An Experimental Evaluation of Real-Time DVFS Scheduling Algorithms
MetadataShow full item record

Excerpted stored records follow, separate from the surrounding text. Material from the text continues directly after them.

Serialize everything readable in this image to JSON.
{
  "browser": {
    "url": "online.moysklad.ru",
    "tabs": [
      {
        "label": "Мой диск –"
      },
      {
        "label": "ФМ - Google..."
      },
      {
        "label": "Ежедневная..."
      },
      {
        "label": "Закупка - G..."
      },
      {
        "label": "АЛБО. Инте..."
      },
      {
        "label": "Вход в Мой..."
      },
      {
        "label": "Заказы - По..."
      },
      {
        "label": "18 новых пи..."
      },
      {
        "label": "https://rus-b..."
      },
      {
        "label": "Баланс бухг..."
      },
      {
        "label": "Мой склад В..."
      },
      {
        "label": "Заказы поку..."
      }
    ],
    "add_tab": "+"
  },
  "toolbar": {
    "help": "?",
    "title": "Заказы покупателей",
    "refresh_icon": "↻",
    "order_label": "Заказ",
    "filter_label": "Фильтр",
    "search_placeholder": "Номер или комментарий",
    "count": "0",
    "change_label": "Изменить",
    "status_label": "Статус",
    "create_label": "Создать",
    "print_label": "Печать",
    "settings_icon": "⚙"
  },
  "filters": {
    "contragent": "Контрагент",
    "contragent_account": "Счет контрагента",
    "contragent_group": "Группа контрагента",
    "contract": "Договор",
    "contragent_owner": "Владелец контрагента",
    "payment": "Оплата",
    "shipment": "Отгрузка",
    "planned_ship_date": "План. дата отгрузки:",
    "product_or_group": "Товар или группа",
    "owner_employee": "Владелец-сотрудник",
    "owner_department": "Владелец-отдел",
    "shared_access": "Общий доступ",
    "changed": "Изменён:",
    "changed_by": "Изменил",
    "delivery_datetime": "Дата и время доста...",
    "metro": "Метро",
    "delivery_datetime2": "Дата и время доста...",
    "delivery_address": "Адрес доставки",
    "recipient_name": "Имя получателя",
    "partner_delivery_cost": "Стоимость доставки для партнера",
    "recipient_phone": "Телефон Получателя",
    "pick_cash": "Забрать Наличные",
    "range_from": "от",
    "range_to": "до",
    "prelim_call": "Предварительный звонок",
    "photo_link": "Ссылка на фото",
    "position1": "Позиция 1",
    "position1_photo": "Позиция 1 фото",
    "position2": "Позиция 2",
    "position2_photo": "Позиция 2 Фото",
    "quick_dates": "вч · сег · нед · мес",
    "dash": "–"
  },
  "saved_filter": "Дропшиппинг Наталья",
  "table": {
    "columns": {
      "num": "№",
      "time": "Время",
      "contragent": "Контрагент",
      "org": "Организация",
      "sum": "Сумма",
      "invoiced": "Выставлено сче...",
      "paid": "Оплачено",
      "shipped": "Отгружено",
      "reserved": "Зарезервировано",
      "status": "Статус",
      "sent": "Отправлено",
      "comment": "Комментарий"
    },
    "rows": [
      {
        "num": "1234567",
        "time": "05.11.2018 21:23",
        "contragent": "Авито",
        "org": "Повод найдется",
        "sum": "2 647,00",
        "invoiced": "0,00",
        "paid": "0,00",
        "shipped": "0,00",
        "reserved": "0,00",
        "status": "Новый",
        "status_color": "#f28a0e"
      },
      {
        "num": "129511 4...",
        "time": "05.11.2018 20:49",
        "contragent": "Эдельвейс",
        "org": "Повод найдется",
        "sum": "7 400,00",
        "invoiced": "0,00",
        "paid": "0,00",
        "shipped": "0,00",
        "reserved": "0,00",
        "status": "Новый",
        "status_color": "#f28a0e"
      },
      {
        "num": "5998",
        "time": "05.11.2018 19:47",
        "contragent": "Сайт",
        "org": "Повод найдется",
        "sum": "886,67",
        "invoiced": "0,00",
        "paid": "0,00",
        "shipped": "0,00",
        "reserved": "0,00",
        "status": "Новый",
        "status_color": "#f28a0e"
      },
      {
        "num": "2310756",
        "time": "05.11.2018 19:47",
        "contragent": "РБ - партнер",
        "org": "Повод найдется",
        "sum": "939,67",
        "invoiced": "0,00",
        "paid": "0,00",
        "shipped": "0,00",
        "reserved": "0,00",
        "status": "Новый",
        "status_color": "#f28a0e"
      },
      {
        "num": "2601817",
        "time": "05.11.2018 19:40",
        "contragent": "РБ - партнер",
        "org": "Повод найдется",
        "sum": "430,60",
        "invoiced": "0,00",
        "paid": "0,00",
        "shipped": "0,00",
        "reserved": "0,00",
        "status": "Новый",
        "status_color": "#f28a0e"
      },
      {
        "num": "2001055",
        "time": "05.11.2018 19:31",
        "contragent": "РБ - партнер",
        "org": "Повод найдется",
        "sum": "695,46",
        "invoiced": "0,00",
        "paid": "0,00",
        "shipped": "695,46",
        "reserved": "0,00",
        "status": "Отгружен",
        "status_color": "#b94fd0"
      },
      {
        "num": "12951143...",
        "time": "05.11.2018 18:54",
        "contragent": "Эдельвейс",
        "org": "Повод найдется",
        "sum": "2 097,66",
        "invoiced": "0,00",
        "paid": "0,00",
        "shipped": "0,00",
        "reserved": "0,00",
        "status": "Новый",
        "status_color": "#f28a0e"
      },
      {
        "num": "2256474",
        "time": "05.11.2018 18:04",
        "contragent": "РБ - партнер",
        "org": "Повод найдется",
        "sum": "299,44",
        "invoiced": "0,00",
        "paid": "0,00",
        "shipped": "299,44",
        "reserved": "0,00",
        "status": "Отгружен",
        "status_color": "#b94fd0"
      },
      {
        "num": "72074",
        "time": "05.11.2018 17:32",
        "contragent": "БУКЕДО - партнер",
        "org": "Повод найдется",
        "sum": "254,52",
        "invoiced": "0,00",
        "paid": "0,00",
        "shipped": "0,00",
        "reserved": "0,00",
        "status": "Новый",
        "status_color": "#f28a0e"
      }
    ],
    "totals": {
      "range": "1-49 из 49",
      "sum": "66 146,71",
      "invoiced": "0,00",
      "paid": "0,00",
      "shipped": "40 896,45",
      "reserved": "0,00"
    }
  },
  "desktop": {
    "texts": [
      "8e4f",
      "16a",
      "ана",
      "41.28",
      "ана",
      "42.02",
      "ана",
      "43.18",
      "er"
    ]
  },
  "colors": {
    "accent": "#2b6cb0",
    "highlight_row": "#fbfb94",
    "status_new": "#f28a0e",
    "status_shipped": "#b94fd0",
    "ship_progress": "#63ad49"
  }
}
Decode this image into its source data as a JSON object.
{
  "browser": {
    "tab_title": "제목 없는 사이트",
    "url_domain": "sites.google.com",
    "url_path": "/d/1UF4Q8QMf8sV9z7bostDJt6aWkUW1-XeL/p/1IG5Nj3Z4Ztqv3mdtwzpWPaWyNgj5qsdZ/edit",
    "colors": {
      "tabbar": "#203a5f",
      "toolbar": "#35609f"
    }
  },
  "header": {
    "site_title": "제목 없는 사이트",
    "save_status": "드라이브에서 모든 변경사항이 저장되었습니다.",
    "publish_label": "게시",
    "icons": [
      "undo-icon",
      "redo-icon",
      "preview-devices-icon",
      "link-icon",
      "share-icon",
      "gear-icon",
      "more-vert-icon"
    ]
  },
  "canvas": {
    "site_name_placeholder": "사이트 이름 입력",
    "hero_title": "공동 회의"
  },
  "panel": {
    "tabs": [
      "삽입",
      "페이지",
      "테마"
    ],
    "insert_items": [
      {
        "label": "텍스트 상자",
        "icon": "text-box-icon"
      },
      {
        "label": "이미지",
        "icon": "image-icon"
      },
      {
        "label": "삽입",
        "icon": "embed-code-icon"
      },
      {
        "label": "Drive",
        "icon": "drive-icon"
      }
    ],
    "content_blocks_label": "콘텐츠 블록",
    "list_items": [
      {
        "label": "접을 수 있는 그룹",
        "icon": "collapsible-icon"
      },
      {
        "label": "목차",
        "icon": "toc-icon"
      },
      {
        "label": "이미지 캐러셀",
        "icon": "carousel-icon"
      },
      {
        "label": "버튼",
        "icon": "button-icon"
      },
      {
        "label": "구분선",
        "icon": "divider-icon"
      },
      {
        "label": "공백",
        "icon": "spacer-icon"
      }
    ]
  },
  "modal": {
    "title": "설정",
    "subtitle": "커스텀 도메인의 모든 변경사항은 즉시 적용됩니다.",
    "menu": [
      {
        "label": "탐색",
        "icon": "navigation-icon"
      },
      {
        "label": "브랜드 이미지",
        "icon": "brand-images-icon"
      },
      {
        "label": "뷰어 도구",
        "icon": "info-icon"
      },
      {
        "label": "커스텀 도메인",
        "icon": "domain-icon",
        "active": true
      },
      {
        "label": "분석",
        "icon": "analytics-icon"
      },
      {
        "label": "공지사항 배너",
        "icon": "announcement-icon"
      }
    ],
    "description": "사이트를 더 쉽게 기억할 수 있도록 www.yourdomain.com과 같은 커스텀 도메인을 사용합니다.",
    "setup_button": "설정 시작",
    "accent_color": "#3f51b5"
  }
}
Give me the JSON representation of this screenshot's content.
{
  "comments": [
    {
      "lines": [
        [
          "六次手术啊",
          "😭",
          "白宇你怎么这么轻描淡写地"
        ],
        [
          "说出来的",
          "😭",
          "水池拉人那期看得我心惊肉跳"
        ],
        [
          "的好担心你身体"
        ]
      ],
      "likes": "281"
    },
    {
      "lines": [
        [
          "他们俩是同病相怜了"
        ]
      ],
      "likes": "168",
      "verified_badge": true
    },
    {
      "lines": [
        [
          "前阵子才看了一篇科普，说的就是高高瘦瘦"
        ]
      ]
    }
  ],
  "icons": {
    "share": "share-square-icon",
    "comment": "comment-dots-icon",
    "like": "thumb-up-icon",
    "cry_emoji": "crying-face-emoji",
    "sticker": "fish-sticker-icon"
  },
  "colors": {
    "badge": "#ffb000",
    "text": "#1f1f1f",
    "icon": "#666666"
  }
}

Dynamic voltage and frequency scaling (DVFS) is an extensively studied energy manage- ment technique, which aims to reduce the energy consumption of computing platforms by dynamically scaling the CPU frequency. Real-Time DVFS (RT-DVFS) is a branch of DVFS, which reduces CPU energy consumption through DVFS, while at the same time ensures that task time constraints are satisfied by constructing appropriate real-time task schedules. The literature presents numerous RT-DVFS scheduling algorithms, which employ different tech- niques to utilize the CPU idle time to scale the frequency. Many of these algorithms have been experimentally studied through simulations, but have not been implemented on real hardware platforms. Though simulation-based experimental studies can provide a first-order understanding, implementation-based studies can reveal actual timeliness and energy con- sumption behaviours. This is particularly important, when it is difficult to devise accurate simulation models of hardware, which is increasingly the case with modern systems. In this thesis, we study the timeliness and energy consumption behaviours of fourteen state- of-the-art RT-DVFS schedulers by implementing and evaluating them on two hardware plat- forms. The schedulers include CC-EDF, LA-EDF, REUA, DRA andd AGR1 among others, and the hardware platforms include ASUS laptop with the Intel I5 processor and a mother- board with the AMD Zacate processor. We implemented these schedulers in the ChronOS real-time Linux kernel and measured their actual timeliness and energy behaviours under a range of workloads including CPU-intensive, memory-intensive, mutual exclusion lock- intensive, and processor-underloaded and overloaded workloads. Our studies reveal that measuring the CPU power consumption as the cube of CPU fre- quency can lead to incorrect conclusions. In particular, it ignores the idle state CPU power consumption, which is orders of magnitude smaller than the active power consumption. Consequently, power savings obtained by exclusively optimizing active power consumption (i.e., RT-DVFS) may be offset by completing tasks sooner by running them at the highest frequency and transitioning to the idle state earlier (i.e., no DVFS). Thus, the active power consumption savings of the RT-DVFS techniquesâ that we report are orders of magnitude smaller than their simulation-based savings reported in the literature.
- Masters Theses